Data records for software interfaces
'''

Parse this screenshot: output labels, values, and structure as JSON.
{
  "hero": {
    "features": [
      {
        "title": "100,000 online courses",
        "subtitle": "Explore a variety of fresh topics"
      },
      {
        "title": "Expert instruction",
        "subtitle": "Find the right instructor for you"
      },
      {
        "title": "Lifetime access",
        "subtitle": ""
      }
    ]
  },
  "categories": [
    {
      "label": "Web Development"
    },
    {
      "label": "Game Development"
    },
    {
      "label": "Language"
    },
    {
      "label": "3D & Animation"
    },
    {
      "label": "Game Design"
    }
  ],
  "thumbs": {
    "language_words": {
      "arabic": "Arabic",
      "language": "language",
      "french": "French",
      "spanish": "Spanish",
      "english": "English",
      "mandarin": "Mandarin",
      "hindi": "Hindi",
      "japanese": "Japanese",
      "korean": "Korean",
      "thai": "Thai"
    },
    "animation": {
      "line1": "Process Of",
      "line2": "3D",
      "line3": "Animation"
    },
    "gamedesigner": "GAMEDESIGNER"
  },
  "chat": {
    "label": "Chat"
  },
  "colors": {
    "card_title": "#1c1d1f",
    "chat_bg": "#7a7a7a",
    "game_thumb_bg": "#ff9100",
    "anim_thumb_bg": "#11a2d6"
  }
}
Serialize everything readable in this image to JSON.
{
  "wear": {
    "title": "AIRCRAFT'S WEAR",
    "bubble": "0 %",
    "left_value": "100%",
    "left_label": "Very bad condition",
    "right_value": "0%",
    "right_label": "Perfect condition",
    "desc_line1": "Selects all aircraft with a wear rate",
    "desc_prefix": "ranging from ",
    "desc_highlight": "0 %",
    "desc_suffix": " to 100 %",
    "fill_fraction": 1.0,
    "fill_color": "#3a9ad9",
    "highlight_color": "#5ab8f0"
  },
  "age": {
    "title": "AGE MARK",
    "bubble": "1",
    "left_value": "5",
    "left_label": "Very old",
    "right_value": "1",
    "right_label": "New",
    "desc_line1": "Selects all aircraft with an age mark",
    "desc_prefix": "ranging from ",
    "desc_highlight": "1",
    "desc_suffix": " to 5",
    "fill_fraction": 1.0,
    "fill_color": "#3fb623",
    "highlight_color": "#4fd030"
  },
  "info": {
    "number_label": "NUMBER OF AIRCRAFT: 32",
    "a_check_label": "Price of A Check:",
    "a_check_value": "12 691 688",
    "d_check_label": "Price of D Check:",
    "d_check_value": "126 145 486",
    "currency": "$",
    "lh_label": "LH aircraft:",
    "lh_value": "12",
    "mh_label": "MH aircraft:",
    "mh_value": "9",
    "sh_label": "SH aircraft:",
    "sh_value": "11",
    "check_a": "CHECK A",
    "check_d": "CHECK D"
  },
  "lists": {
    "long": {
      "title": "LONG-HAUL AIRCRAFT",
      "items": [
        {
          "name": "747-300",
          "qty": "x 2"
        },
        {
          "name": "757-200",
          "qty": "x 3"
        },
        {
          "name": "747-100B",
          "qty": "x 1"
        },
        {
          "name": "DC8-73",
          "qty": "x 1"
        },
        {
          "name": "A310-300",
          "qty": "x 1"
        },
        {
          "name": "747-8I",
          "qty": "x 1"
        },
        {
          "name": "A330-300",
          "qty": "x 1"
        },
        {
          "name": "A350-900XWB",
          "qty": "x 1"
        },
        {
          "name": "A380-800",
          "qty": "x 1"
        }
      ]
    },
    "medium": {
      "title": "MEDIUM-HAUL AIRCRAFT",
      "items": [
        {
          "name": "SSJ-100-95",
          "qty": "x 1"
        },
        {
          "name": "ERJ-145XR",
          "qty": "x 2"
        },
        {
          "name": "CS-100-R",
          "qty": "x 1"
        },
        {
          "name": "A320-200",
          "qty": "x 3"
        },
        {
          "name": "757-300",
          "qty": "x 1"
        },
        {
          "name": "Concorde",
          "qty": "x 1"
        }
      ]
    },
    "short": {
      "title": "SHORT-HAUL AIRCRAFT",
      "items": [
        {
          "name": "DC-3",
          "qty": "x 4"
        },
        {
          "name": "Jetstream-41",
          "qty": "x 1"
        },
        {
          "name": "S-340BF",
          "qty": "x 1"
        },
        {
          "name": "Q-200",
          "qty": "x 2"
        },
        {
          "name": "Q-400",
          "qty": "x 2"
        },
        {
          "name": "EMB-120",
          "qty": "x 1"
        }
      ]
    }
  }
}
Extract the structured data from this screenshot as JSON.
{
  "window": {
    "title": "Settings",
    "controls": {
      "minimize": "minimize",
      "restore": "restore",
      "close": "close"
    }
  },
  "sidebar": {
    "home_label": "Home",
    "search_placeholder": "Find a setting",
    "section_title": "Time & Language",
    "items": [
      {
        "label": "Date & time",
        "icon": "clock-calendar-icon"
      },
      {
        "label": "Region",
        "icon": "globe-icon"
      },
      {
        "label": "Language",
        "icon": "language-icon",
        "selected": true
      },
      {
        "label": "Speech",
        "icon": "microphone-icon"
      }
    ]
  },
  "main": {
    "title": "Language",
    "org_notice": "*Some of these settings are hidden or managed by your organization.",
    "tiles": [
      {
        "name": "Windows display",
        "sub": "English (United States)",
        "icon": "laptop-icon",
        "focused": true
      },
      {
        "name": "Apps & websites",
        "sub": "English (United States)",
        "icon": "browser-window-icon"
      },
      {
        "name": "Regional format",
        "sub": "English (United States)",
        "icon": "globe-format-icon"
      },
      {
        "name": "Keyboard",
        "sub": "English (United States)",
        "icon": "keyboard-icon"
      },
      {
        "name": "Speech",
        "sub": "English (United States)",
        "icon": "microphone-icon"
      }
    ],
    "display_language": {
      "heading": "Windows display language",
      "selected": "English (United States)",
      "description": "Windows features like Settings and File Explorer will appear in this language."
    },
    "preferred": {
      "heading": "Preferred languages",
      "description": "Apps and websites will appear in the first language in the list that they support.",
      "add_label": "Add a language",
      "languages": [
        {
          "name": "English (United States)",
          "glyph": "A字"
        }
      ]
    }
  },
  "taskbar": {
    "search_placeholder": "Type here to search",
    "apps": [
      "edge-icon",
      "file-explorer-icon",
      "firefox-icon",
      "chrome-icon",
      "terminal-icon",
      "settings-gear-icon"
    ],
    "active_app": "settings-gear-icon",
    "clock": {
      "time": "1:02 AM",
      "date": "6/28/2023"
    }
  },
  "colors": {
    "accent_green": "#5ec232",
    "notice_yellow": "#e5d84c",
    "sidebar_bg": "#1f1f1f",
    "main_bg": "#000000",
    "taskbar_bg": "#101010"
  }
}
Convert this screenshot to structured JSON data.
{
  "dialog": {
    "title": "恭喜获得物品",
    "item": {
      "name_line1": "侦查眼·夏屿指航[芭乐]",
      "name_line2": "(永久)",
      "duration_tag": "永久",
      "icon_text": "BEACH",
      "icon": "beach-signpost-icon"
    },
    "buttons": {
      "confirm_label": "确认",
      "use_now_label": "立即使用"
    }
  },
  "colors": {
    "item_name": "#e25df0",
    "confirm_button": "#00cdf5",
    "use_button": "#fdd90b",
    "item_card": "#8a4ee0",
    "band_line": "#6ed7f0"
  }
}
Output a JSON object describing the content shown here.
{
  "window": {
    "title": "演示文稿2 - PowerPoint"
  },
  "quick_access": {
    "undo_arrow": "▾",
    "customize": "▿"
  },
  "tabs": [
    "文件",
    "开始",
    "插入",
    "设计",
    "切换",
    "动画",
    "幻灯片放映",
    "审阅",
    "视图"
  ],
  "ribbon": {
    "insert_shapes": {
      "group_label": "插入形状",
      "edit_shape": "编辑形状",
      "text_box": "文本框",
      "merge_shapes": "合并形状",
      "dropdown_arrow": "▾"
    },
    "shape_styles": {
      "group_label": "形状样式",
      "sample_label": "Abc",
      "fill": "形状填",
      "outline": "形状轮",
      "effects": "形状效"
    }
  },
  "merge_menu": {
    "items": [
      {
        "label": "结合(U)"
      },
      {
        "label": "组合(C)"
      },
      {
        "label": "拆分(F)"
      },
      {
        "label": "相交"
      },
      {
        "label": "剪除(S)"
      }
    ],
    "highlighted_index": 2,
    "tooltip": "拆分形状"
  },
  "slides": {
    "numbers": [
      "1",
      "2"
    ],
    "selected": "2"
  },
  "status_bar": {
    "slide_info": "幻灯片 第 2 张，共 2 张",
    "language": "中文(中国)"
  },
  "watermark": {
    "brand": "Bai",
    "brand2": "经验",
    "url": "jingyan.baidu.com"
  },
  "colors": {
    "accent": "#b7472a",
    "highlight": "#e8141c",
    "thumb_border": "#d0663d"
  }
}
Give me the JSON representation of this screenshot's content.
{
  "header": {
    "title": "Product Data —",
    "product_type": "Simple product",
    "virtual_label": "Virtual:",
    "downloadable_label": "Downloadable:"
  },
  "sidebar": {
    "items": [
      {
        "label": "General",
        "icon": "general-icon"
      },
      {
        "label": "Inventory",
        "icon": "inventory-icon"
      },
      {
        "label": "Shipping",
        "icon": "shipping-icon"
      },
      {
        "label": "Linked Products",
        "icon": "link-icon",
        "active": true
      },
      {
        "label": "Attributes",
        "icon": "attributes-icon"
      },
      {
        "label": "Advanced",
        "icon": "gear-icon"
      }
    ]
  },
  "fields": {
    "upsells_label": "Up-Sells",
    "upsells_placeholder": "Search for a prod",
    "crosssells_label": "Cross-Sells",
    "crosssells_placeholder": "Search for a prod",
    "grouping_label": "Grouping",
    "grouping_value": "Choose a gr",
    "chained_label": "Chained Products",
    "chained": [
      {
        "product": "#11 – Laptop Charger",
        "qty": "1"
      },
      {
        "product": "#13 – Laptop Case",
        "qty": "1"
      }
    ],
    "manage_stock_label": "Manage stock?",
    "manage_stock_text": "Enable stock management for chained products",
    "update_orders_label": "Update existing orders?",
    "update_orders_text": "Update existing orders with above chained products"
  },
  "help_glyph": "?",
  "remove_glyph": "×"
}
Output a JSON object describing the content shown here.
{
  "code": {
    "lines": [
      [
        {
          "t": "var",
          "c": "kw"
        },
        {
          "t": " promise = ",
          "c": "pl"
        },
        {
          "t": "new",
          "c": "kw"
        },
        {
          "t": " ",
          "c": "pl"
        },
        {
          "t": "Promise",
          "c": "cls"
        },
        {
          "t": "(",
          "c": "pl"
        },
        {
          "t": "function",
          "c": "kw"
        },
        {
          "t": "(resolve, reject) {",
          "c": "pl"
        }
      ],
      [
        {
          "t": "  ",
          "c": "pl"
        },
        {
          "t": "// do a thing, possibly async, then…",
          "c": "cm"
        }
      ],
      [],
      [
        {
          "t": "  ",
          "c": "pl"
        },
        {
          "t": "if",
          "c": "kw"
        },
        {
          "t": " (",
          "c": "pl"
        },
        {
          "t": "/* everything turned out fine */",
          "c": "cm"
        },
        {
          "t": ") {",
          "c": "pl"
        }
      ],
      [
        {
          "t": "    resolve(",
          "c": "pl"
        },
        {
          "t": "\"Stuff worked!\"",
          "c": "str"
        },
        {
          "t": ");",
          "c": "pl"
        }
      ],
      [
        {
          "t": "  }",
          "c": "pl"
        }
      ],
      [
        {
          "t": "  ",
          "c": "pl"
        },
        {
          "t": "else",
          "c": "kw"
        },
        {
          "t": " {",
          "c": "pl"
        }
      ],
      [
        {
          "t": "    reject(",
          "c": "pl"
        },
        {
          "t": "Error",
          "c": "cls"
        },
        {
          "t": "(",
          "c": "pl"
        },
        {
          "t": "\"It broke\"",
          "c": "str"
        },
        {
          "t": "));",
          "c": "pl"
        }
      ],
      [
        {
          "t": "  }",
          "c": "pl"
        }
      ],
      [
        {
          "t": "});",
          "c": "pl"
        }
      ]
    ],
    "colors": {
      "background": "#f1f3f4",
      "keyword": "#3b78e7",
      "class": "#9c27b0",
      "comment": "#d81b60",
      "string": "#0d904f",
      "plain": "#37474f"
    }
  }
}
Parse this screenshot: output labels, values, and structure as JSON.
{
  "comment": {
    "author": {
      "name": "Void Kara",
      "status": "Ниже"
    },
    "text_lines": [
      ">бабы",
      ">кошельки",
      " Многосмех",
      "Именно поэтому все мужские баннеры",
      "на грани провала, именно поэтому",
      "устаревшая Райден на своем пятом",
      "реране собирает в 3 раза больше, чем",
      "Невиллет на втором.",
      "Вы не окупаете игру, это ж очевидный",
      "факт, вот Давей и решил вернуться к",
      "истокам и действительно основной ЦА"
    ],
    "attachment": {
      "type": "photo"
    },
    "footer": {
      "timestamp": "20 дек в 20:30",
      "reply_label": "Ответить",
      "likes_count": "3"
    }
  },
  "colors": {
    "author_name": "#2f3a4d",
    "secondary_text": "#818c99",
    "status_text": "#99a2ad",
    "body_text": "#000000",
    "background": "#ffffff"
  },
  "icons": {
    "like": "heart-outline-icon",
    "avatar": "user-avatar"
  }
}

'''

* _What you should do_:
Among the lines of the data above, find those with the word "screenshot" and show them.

* _Solved exercise_:
Parse this screenshot: output labels, values, and structure as JSON.
Extract the structured data from this screenshot as JSON.
Convert this screenshot to structured JSON data.
Give me the JSON representation of this screenshot's content.
Parse this screenshot: output labels, values, and structure as JSON.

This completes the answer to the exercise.